Now let me explain something here. My four-year-old is, presumably, fearless. She jumps off playground equipment and trampolines and couches of varying heights. She knocks around plastic dinosaurs until one of them is declared “dead” and the other dinosaurs race in to eat it. She strikes up loud conversations with people ten times her age and regularly insists that everyone—parents, friends, Sunday school teachers—call her by her self-appointed super hero aliases “Golden Girl” or “Bolt.”
Not much intimidates her.
Or so I thought.
“Sweetheart, you were afraid of T’s sisters? But you’ve met them before. They’re very nice.
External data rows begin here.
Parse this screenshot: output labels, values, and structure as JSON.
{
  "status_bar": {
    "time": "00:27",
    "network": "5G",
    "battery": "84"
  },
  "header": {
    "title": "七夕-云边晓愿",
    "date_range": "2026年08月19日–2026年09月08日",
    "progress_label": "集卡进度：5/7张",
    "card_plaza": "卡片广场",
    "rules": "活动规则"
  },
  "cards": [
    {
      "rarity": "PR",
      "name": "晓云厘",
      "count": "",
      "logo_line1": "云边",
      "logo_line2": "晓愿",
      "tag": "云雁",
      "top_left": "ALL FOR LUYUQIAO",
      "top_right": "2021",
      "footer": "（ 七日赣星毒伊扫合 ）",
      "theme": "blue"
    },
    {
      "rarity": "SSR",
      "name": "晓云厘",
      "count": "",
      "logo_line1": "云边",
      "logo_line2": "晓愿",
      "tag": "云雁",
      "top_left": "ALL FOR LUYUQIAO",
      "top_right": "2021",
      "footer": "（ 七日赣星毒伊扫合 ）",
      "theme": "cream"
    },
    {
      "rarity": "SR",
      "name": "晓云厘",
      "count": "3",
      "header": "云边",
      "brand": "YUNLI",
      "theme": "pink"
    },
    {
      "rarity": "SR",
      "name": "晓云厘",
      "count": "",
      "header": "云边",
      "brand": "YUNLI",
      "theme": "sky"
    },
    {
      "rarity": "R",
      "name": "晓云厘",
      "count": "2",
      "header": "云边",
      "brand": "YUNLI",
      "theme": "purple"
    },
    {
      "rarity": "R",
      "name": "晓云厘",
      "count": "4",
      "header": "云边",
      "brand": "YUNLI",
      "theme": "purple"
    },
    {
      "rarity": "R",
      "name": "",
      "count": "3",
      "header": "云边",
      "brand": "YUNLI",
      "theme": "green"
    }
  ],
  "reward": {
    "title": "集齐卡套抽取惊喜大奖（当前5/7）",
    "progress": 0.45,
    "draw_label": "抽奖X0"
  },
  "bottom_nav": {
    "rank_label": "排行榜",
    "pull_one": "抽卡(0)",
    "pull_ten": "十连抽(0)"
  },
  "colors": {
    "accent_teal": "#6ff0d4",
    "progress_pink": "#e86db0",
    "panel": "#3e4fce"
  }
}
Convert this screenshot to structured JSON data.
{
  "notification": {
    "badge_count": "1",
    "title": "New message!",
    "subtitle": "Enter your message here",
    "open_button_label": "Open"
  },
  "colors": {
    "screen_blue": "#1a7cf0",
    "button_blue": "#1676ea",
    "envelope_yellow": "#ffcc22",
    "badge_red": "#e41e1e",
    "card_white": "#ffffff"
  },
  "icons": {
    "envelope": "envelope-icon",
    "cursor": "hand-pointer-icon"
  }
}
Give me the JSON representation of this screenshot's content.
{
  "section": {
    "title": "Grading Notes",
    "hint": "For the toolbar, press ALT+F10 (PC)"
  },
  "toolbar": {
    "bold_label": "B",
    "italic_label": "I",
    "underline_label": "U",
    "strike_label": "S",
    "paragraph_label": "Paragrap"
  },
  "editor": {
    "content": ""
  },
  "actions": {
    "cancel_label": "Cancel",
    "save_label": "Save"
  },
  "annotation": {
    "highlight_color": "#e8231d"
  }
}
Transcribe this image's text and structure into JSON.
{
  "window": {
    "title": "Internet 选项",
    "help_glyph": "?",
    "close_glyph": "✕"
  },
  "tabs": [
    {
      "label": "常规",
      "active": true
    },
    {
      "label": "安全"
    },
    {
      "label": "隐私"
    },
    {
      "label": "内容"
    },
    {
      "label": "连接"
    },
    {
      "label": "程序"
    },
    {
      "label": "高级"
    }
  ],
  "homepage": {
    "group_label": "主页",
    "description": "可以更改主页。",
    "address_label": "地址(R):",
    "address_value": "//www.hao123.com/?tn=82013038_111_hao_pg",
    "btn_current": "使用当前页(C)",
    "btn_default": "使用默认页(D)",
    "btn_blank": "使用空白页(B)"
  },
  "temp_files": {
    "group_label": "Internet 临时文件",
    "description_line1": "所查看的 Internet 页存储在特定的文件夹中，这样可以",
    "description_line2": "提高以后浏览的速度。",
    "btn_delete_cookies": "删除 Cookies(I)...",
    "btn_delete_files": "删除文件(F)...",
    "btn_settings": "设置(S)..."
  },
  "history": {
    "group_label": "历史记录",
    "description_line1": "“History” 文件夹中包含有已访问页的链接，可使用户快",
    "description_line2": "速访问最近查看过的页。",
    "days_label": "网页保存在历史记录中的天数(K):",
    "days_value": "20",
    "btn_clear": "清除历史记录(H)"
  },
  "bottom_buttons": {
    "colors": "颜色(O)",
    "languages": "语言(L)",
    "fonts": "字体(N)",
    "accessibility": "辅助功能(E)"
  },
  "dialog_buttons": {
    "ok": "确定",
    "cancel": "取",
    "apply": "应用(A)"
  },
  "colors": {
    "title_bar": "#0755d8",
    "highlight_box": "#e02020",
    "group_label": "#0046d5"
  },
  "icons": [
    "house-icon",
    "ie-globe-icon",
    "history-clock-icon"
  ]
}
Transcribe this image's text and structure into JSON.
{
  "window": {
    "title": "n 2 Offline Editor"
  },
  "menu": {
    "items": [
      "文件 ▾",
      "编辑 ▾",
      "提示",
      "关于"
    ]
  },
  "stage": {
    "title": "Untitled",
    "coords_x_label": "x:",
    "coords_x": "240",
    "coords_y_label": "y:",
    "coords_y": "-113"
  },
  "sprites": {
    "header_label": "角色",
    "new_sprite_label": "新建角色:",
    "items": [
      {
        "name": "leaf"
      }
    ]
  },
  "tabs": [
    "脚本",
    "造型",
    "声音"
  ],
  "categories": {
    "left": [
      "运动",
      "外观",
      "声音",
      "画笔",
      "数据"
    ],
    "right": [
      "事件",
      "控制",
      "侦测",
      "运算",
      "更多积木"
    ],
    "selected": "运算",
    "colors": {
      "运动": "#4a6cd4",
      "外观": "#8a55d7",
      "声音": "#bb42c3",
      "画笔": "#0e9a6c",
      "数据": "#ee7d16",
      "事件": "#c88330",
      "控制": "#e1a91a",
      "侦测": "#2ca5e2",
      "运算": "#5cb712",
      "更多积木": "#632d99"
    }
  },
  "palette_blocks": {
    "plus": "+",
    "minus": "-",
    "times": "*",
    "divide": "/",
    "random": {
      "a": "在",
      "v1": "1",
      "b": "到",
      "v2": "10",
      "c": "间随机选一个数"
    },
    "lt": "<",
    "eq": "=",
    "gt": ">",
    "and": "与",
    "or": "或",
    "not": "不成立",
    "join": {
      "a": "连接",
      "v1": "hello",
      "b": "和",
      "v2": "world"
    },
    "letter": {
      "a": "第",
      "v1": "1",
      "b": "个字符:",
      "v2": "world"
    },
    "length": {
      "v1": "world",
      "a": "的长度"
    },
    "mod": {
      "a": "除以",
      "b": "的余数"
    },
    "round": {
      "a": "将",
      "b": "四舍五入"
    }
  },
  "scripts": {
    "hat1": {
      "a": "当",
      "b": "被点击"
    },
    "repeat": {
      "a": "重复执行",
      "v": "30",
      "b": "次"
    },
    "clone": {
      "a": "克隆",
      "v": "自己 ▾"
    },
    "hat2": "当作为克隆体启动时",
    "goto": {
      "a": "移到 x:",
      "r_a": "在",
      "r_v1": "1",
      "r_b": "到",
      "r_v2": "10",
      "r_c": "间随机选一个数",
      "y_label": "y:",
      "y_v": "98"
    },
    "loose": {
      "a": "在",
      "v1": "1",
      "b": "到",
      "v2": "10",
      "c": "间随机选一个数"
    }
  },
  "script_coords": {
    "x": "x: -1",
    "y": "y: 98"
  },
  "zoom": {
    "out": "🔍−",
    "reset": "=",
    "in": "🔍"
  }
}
Why were you scared?”
“They’re bigger than me.”
Yes. Yes, they are. How do I explain to a four-year-old that a ten-year-old is not a giant?
I didn’t even try. In my daughter’s world, her fear was true and justified. And quite honestly, I was relieved.
Because for months now, I’ve worried that my daughter is becoming antisocial and mean.
She’s just growing shy.
Think about it. At four years old, my daughter is only now reaching the age where social interaction is required. In earlier stages, it was perfectly acceptable for kids to parallel play while ignoring each other or attempting to steal toys out of one another’s hands. We absorbed it like moms of toddlers do—just part of the deal.
But now, in the preschool phase, children start to develop friendships. And with friendships come expectations, social norms, boundaries. My daughter is simply learning to adapt.
We’re all learning.
Let’s face it—some people never outgrow their childish snits.
Have you heard the saying, hurt people hurt people? Well, so do insecure people. And frightened people. Stressed out people, awkward people, lonely people, lost people. There could be any number of reasons behind a person’s unloving behavior. Maybe it’s just their way of manifesting something deeper—some painful issue that begs our compassion, not our criticism.
“Bless those who persecute you; bless and do not curse. . . . Do not repay anyone evil for evil. Be careful to do what is right in the eyes of everyone. If it is possible, as far as it depends on you, live at peace with everyone,” (Romans 12:14; 17–18).
The next time somebody offends you, irritates you, overlooks or disrespects you, why not try giving that person the benefit of the doubt? Smile at her. Pray for her. See what happens when you offer her the friendship she’s afraid of.
Especially if that somebody happens to be my daughter.
She’s not mean, praise God.
She’s just her own brand of shy.
T, little buddy—thanks for being a good pal. Next Sunday, we’ll meet you in the narthex. We owe you a make-up run.